So, if a wrapped gift is placed under the Christmas tree, this provides the dog with an opportunity to “open” the holiday gift before December 25. Corky used to sniff out anything “yummy”-including fragrances and then chew on the boxes and the contents. Nothing was excluded from her investigating. (And you can imagine my embarrassment after so proudly wrapping a gift in my signature style to have to explain to the recipient why it looked so mangled.) She once managed to open a box of 48 individually wrapped chocolates and ate every one. The carefully opened wrappers were strewn around the tree. It must have taken her hours. Talk about inventive and persistent! So before placing a present under the Christmas tree, always ask the gift giver if the contents include a food item that may attract unwanted attention from the dog.

8. Table Scraps:
Around Thanksgiving, Hanukkah and Christmas, well-intentioned owners feed their dogs fatty foods and even fat trimmings, which cause a potentially deadly inflammation of the pancreas. Even if you know to not do this, your guests may not be able to avoid the temptation of rewarding “those sad little eyes.” Also avoid feeding fatty food and large quantities of a new food, as this can cause diarrhea or vomiting in dogs and cats.

9. “Open-House” Means Open Doors:
As guests enter and exit the home for Christmas visits or a New Year’s Eve party, this provides an opportunity for dogs, cats, and birds to escape, so all pets should be secured when holiday guests are expected. Violet never bolts beyond the driveway, but this isn’t true for all pets. Especially if you have several people over at one time, the more exciting and loud the group gets the more tempting it might be for animals to flee. (Sometimes I can’t blame them! Hmm, maybe that’s a good excuse to get away from the next boring party you’re at: “Sorry, have to step out for some fresh air-I thought I saw the dog running away!”)

And lastly, my personal plea: No pets as gifts! Please. The momentary joy your family or child will feel are insignificant compared to the risk the animal will linger in neglect and boredom. Pets are a tremendous addition to any household, and their health is as important as the other members of your household. Enjoy them and protect them!

I hope this holiday season if fill with love, joy, and safety not just for you but for your four-legged pets as well.
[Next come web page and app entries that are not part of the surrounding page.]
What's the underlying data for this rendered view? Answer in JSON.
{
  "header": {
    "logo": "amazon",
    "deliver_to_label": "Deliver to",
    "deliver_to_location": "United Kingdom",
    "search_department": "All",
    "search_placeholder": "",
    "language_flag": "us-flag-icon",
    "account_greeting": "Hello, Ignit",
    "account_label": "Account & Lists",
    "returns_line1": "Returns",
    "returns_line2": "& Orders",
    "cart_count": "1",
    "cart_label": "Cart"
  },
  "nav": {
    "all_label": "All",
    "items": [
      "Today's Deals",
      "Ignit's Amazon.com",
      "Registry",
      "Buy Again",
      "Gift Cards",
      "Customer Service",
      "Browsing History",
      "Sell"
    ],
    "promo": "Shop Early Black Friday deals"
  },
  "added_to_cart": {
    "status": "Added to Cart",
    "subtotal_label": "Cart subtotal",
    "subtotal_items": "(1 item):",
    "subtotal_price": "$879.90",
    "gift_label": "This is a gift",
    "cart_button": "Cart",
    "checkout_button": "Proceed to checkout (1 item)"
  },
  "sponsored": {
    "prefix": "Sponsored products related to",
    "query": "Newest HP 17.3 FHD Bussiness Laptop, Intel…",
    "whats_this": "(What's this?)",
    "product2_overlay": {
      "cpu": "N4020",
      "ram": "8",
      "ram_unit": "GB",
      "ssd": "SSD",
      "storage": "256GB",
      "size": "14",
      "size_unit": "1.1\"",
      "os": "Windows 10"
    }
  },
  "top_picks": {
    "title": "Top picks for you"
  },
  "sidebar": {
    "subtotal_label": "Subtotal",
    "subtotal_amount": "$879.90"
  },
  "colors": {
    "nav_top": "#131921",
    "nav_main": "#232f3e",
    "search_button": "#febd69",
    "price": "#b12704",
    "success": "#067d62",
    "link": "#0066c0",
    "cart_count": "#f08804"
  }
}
Happy holidays now mean to me “Happy Everything”, as we have so much more to be grateful for than just the holidays. “Our health”!

And there you have it!